For a few years, I’ve been using micro-photography in a couple of ways. One way is as an investigative tool—photographing areas in Bangkok that regularly flood and which are getting worse due to climate change. Another is as part of political performances.
Trying to find the softest sand to bury my head in… was a performance that was live streamed to the US. It was both in response to US politics and my growing interest in science-related art. I was overwhelmed from all the terrible things that had already started happening. Even living in Dubai, I was calling my senators and congressional representatives regularly. I just wanted to bury my head and pretend that this wasn’t happening.

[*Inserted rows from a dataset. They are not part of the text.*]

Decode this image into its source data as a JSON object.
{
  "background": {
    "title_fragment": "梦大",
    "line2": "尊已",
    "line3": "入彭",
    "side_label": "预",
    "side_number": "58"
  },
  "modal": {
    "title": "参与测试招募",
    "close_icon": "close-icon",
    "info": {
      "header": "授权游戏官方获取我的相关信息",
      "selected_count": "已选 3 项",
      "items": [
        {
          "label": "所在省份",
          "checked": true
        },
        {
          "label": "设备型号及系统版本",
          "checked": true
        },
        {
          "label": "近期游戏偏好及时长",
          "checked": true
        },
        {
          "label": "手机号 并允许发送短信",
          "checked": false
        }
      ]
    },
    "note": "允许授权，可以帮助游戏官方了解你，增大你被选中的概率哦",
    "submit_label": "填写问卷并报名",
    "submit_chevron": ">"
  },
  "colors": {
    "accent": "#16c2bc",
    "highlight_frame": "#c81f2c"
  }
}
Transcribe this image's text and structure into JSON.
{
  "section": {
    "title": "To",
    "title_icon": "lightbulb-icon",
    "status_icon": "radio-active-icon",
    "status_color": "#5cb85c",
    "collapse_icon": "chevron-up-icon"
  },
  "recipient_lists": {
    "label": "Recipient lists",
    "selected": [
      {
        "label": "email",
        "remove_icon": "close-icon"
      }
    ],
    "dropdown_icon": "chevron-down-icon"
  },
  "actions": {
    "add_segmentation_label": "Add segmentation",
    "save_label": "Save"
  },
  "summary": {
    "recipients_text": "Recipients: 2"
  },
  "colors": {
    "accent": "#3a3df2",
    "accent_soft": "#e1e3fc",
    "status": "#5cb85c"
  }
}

As for the method of my performance, I used a microscope with a camera attached. This and the webcam video were live-streamed to the Inverse Performance Art Festival in Arkansas. During the performance, which was right after sunrise in Dubai and nighttime in Arkansas, I collected sand from various locations with cellophane tape and put them under the microscope to find the softest sand. When not finding the softest sand, I used a rotary tool (Dremel) to create my own sand from rocks. All these specimens were logged and placed in a research notebook.
I never found the softest sand, I didn’t bury my head, I kept calling my representative (who I’m proud to say is a Muslim-American), I kept hoping that the national (and international) nightmare is over before too much damage is done.
For the piece, Trying to find the cleanest water to wash my hands of all this…, I went around the town of Olafsfjordur, Iceland where I was in residence at Listhus in summer of 2018. I collected water and put it under a microscope and shot photos and videos. The water was never clean enough so I kept calling those representatives and senators.